Located in northwestern Mexico in the state of Chihuahua, the capital city of Chihuahua is the nation’s twelfth largest city with a population of 841,490 people. The city is known for its industry and exceptionally high literacy rate—one of the highest in Mexico. Many visitors find Chihuahua an exciting place to visit due to its culture, climate, and many extraordinary landmarks.
Geography and Landscape
The city of Chihuahua is famously shaped like an L and is situated in a mountain valley. Small mountains run through the city from north to south, but in reality, there are mountains surrounding the capital and the terrain outside of its perimeter is rugged and hilly. While mountain streams enter the city, the two major rivers that run through it are the Rio Chuviscar and The Sacramento River. While essentially a semi-arid locale, Chihuahua enjoys a varied climate; temperatures can range significantly due to its position between the Mexican Plateau and the desert.
The city was founded in 1709. Like many regions of the north, the state was slow to accept Spanish subjugation and its indigenous peoples fought assimilation for centuries. The city was founded due to its position on two rivers and its proximity to important mines and mine routes. The city was greatly influenced by Spanish missionaries who helped settle the mountainous and remote regions of New Spain. During the Mexican War of Independence, the city became notorious as the place where Miguel Hidalgo, known today as the Father of Mexican Independence, was executed. For a brief period during the nineteenth century, the city and much of the state were taken over by the United States during the Mexican-American War. In the 1860s when Benito Juarez made the Chihuahua the capital of his exiled government, it began to experience a great increase in both population and wealth. As an operations base for Revolutionary General Pancho Villa, the city was more extensively involved in the Mexican Revolution, which is why there are various historical monuments generated from this period.
In more recent history, Chihuahua benefitted from its position relatively near the U.S. border. It has grown tremendously prosperous due to its industrial economy based on many sites of foreign manufacturing plants. Agriculture and ranching are still important to the city and state, but its industrial profile has led to its dramatic increase in wealth and higher standard of wages and living than most other large Mexican cities.
Tourism in Chihuahua

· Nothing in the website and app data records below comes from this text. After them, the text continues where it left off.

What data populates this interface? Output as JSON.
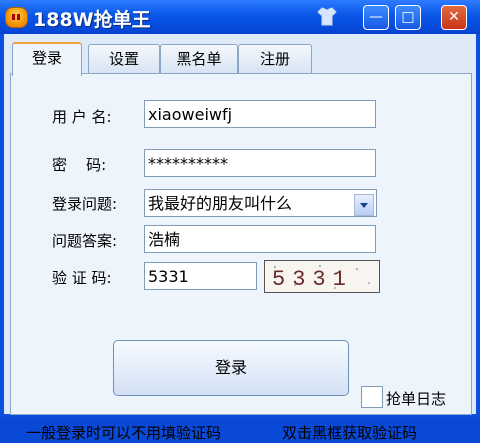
{
  "app": {
    "title": "188W抢单王",
    "window_buttons": {
      "minimize": "—",
      "maximize": "□",
      "close": "✕"
    },
    "skin_icon": "shirt-icon"
  },
  "tabs": [
    {
      "label": "登录",
      "active": true
    },
    {
      "label": "设置"
    },
    {
      "label": "黑名单"
    },
    {
      "label": "注册"
    }
  ],
  "form": {
    "username_label": "用 户 名:",
    "username_value": "xiaoweiwfj",
    "password_label": "密    码:",
    "password_value": "**********",
    "question_label": "登录问题:",
    "question_value": "我最好的朋友叫什么",
    "answer_label": "问题答案:",
    "answer_value": "浩楠",
    "captcha_label": "验 证 码:",
    "captcha_value": "5331",
    "captcha_image_text": "5331"
  },
  "login_button": "登录",
  "order_log_label": "抢单日志",
  "hints": {
    "left": "一般登录时可以不用填验证码",
    "right": "双击黑框获取验证码"
  },
  "colors": {
    "title_bar": "#0a56e8",
    "active_tab_accent": "#f2a23a",
    "panel_bg": "#eef4fc"
  }
}
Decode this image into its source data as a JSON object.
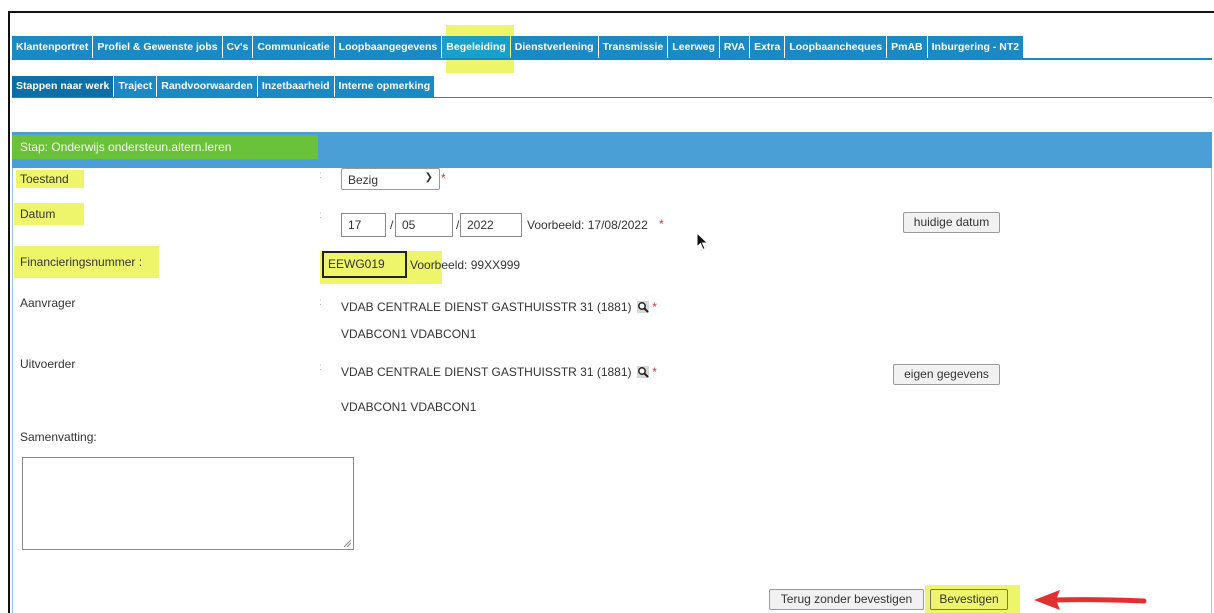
{
  "tabs": [
    "Klantenportret",
    "Profiel & Gewenste jobs",
    "Cv's",
    "Communicatie",
    "Loopbaangegevens",
    "Begeleiding",
    "Dienstverlening",
    "Transmissie",
    "Leerweg",
    "RVA",
    "Extra",
    "Loopbaancheques",
    "PmAB",
    "Inburgering - NT2"
  ],
  "active_tab": "Begeleiding",
  "subtabs": [
    "Stappen naar werk",
    "Traject",
    "Randvoorwaarden",
    "Inzetbaarheid",
    "Interne opmerking"
  ],
  "active_subtab": "Stappen naar werk",
  "panel": {
    "title": "Stap: Onderwijs ondersteun.altern.leren"
  },
  "form": {
    "toestand_label": "Toestand",
    "toestand_value": "Bezig",
    "datum_label": "Datum",
    "datum_day": "17",
    "datum_month": "05",
    "datum_year": "2022",
    "datum_sep": "/",
    "datum_example": "Voorbeeld: 17/08/2022",
    "huidige_datum_button": "huidige datum",
    "financiering_label": "Financieringsnummer :",
    "financiering_value": "EEWG019",
    "financiering_example": "Voorbeeld: 99XX999",
    "aanvrager_label": "Aanvrager",
    "aanvrager_value": "VDAB CENTRALE DIENST GASTHUISSTR 31 (1881)",
    "aanvrager_sub": "VDABCON1 VDABCON1",
    "uitvoerder_label": "Uitvoerder",
    "uitvoerder_value": "VDAB CENTRALE DIENST GASTHUISSTR 31 (1881)",
    "uitvoerder_sub": "VDABCON1 VDABCON1",
    "eigen_gegevens_button": "eigen gegevens",
    "samenvatting_label": "Samenvatting:",
    "colon": ":",
    "required_mark": "*"
  },
  "actions": {
    "back_button": "Terug zonder bevestigen",
    "confirm_button": "Bevestigen"
  },
  "colors": {
    "tab_blue": "#1a89c4",
    "highlight_yellow": "#eef56a",
    "step_green": "#6ac23a",
    "arrow_red": "#e03030"
  }
}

The city experiences considerable tourism. Many visitors come for both business and vacations. While many colonial structures were demolished in the course of the city’s expansion, there are still exceptionally noteworthy colonial buildings to see. The city’s cuisine is noted for its traditional takes on Mexican cowboy favorites, but also represents foods from other cultures and nations. With its vibrant nightlife and cultural scene, the capital is one of the north’s most attractive tourist hubs.
Things to See and Do in Chihuahua
The Government Palace: This is one of Mexico’s most important landmarks. It contains the shrine to Miguel Hidalgo and the famous murals depicting the hero’s execution painted by Diego Rivera.
The Metropolitan Cathedral: This stunning Baroque church is an important site on any tour of the city. It dates to 1725 and is the seat of the state’s Archdiocese.
Plaza Mayor: This famed square is a popular destination for residents and tourists alike. It contains the Angel de el Libertad statue that commemorates freedom for all Mexicans.
The Federal Palace: While the building is worth visiting, the Federal Palace is especially noted for its Dancing Fountains, a light and water show that is popular with visitors.
Grutas de Nombre de Dios: With its stalactites and stalagmites, this massive cave system is one of the city’s most popular eco-destinations. Many adventures visit Chihuahua to explore these astounding caves.
Mansion Quinta Gameros: This Art Nouveau mansion is home to the capital’s decorative arts museum.
El Palomar Central Park: Once one of the capital’s most run-down and crime-ridden area, this city niche has been transformed into a beautiful park where concerts and art exhibits are regularly featured.
The Church of Santa Rita: As Saint Rita of Cascia is the city’s patron saint, the church is a popular attraction.
Museum of the Revolution: With its prominent role in the Mexican Revolution, the city has a large part of the historical story to tell. It showcases its history in the one-time home of Pancho Villa that has been transformed into this museum.